As market data becomes more prevalent and more easily accessed, more robust, and more commonplace, there has been a shift away from point-based systems and there has been a shift towards strictly market-based approaches where each job has a compensation target, irrespective of the other roles. While every organization has its unique set of challenges, relying solely on market data is an approach that trades subjectivity and the expertise of the Compensation Practitioner for the imperfect data. Utilizing salary grades, in lieu of compensation targets specific to each job provides greater flexibility in managing compensation while preserving the value that a robust set of market data provides.
Market Data Is Not Perfect
The market data collected is not perfect, and salary grades and salary ranges allow for some flexibility to accommodate the market data. Salary surveys rely on participants to complete and submit their salary surveys annually, but survey participants are not necessarily consistent from one year to the next. As a result, market data for the same job is likely to vary each year not only due to wage growth but also due to participant fluctuations.
In addition to survey participants fluctuating from one year to the next, it is important to remember that salary surveys only represent a sample of the market. The very nature of how data for employer-reported salary surveys are collected restricts participation from smaller organizations. Since most employer-reported salary surveys are completed by Compensation Practitioners for an organization, organizations without Compensation Practitioners may be underrepresented in the market data. In fact, according to a 2018 publication by the US Small Business Administration*, 47.5% of US employees are employed by firms with fewer than 500 employees.
Relying solely on the market data to determine pay rates may be a myopic approach that compromises an organization’s ability to be competitive in the local market. Using salary grades may provide the Compensation Practitioner greater flexibility to determine the salary targets.
Market Data Moves
Few salary surveys actually track their participant cohorts from one year to the next to determine true market movement, and as a result, the participants and sample sets change from one year to the next. While most salary budget surveys for the United States have reported roughly 3.0% salary increases for the past several years, this does not necessarily mean that the salary surveys will show a 3.0% increase in market data.
A recent analysis of one large technology salary survey, with thousands of participants, revealed that h 25% of the survey jobs actually remained the same or DECREASED in value! It is unlikely that the market worth for these jobs has decreased, but rather the sample of participants has changed, bringing the median rates down from the previous year.
Utilizing multiple salary survey sources in conjunction with a salary grade structure with a reasonable midpoint progression reduces the impact of salary survey volatility, year over year.
Internal Equity Is Deprioritized
Pricing jobs purely by the market data associated with them ignore any internal relationships between a group of related, or unrelated jobs. Market data, by job and job level, vary significantly and does not consider the relative worth of one role to another, within the organization. Using market data in conjunction with salary grades that define the salary band for each job can improve an organization’s ability to manage internal equity by providing the Compensation Practitioner the latitude to balance both the market value as well as the internal equity of the role.
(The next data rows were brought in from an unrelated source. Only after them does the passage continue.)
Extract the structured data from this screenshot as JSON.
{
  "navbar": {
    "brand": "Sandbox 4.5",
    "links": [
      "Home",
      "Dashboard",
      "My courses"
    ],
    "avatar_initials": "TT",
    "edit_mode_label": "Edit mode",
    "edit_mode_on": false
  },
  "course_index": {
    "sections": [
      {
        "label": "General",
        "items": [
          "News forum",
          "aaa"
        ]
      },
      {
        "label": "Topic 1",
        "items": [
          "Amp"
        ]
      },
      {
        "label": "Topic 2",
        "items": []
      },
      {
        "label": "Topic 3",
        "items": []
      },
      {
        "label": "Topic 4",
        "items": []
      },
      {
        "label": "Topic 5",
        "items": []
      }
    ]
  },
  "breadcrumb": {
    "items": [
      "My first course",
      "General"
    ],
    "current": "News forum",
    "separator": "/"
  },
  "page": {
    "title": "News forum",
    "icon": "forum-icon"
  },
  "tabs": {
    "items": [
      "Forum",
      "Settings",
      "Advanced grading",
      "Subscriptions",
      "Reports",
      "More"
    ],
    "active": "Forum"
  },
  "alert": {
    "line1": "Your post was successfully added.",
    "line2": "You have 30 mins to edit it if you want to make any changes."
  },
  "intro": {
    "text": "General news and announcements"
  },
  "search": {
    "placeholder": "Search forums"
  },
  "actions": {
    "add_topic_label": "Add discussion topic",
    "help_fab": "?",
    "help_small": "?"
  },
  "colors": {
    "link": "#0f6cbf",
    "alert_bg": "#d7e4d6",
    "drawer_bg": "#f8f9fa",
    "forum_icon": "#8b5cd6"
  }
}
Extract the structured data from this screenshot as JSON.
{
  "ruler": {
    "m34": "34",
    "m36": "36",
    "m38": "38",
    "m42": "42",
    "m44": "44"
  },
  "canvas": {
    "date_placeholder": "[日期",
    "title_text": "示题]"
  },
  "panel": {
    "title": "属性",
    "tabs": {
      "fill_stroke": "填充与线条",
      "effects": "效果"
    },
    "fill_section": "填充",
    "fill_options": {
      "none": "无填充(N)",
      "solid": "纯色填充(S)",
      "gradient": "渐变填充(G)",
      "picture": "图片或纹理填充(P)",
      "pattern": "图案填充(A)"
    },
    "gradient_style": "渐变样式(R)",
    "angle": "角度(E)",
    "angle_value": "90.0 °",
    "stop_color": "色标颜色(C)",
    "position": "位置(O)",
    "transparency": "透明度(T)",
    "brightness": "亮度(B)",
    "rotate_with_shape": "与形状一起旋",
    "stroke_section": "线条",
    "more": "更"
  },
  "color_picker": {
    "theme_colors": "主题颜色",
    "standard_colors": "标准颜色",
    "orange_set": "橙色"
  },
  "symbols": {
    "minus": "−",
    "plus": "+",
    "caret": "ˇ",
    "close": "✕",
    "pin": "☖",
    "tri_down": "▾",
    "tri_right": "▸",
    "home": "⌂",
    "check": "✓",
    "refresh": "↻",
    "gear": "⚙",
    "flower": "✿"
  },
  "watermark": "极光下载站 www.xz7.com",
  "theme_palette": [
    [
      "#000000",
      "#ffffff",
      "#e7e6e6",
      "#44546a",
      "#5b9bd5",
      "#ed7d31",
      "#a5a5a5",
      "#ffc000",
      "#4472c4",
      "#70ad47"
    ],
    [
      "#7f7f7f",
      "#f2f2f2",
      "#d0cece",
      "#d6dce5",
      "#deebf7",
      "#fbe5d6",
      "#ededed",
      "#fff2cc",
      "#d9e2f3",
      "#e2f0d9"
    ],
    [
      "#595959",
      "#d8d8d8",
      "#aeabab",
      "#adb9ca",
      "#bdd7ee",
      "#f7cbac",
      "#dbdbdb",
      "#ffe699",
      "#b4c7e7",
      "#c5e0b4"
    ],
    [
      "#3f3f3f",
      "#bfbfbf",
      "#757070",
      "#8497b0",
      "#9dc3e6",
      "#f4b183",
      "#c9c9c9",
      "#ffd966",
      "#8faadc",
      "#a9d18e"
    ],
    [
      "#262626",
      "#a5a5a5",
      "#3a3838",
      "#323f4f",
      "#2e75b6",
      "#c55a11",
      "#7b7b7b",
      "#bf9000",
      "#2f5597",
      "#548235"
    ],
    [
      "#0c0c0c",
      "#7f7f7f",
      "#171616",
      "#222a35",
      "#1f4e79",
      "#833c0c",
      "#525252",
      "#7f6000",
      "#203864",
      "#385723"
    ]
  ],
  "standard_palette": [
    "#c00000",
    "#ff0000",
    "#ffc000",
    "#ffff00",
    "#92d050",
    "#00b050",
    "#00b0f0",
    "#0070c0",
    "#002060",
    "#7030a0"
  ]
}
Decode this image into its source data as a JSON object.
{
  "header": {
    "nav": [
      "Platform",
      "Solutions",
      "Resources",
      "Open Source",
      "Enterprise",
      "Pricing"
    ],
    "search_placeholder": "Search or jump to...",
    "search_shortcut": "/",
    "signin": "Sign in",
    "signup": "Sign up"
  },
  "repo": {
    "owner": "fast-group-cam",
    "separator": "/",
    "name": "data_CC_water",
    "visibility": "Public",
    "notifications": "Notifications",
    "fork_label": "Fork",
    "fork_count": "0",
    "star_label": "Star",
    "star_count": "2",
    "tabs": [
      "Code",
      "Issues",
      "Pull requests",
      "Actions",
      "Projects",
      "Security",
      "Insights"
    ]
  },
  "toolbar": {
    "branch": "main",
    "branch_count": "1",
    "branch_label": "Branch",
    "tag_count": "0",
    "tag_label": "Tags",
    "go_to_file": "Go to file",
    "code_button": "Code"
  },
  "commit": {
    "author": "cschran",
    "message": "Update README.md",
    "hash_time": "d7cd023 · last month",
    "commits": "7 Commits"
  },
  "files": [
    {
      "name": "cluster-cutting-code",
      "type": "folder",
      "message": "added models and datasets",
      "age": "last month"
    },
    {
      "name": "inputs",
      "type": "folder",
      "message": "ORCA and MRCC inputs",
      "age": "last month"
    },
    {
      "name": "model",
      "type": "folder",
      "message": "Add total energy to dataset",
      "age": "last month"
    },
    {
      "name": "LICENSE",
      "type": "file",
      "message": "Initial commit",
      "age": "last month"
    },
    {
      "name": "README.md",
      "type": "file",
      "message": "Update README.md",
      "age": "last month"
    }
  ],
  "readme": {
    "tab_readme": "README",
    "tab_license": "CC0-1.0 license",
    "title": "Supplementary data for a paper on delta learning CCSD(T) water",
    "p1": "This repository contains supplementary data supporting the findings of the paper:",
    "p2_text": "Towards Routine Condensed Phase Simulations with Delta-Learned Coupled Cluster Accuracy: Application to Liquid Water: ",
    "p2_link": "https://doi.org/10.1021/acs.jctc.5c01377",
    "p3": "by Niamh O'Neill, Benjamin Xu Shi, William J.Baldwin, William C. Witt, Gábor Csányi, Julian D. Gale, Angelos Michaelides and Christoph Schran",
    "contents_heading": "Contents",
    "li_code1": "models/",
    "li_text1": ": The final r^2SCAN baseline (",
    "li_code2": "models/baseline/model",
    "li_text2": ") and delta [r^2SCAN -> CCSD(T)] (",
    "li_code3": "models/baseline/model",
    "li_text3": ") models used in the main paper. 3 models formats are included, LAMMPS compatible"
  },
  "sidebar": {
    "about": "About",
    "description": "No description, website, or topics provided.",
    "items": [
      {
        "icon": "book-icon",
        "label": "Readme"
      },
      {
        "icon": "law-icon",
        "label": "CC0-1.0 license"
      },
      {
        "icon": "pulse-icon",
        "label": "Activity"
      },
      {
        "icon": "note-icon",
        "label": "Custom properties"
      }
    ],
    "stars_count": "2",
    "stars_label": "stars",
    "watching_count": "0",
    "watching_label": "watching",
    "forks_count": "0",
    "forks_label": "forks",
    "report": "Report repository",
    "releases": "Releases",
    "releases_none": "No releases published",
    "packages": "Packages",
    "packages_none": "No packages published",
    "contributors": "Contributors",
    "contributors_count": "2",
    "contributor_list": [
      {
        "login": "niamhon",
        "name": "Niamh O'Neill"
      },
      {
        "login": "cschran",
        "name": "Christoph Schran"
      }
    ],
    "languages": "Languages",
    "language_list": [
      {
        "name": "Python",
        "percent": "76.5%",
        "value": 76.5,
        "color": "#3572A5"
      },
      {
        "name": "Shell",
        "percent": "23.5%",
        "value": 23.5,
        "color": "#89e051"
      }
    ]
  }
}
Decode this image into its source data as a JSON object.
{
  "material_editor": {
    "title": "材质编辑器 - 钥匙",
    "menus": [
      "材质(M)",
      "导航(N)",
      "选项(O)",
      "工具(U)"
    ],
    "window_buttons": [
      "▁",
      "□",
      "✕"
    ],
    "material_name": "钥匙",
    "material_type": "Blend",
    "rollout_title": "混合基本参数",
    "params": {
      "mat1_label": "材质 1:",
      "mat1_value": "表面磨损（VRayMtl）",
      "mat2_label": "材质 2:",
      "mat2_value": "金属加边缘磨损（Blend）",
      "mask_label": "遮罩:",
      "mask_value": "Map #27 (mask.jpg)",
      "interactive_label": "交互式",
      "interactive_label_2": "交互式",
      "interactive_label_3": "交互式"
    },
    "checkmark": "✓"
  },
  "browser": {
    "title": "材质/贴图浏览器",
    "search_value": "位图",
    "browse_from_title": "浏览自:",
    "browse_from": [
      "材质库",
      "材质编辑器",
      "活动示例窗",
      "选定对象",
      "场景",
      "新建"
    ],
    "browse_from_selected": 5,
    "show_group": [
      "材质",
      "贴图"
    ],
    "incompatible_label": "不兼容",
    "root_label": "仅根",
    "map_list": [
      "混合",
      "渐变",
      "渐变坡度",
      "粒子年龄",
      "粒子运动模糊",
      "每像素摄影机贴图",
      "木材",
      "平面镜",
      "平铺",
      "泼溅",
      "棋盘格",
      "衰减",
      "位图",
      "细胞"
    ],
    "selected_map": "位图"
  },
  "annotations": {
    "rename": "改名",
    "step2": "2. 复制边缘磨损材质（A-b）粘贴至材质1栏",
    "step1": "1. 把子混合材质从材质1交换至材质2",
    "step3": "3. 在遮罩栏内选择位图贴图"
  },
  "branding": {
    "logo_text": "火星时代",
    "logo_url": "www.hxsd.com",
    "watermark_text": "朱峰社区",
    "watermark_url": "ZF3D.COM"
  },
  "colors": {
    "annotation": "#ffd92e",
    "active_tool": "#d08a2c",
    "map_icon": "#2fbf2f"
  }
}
Internal equity is especially important when considering full job families/sub-families and career pathing opportunities. Reviewing only the market data for a singular role, rather than the potential roles within the job family may also create challenges with career progression and providing either meaningful or affordable increases to move employees into the next range. Most surveys see a 15% – 25% differentiation from one level to the next, overall. However, many jobs within the same family may see smaller or larger differences in market data, which may create challenges when promoting employees. By reviewing the market data for all of the roles within a family, and utilizing salary grades, career pathing and internal equity may be improved.
The role of a Compensation Practitioner is to ensure an organization is able to attract, retain and engage employees through compensation levers, such as base, bonus, and long-term incentives. Successful management of a compensation program requires the application of both the art and science of Compensation, which can be greatly aided with the use of a Salary Grade Structure. By providing the Compensation Practitioner the latitude to exercise discretion and make accommodations for imperfect market data, a salary structure can be developed that both ensures a competitive stance in the market (despite market fluctuations) while maintaining internal equity.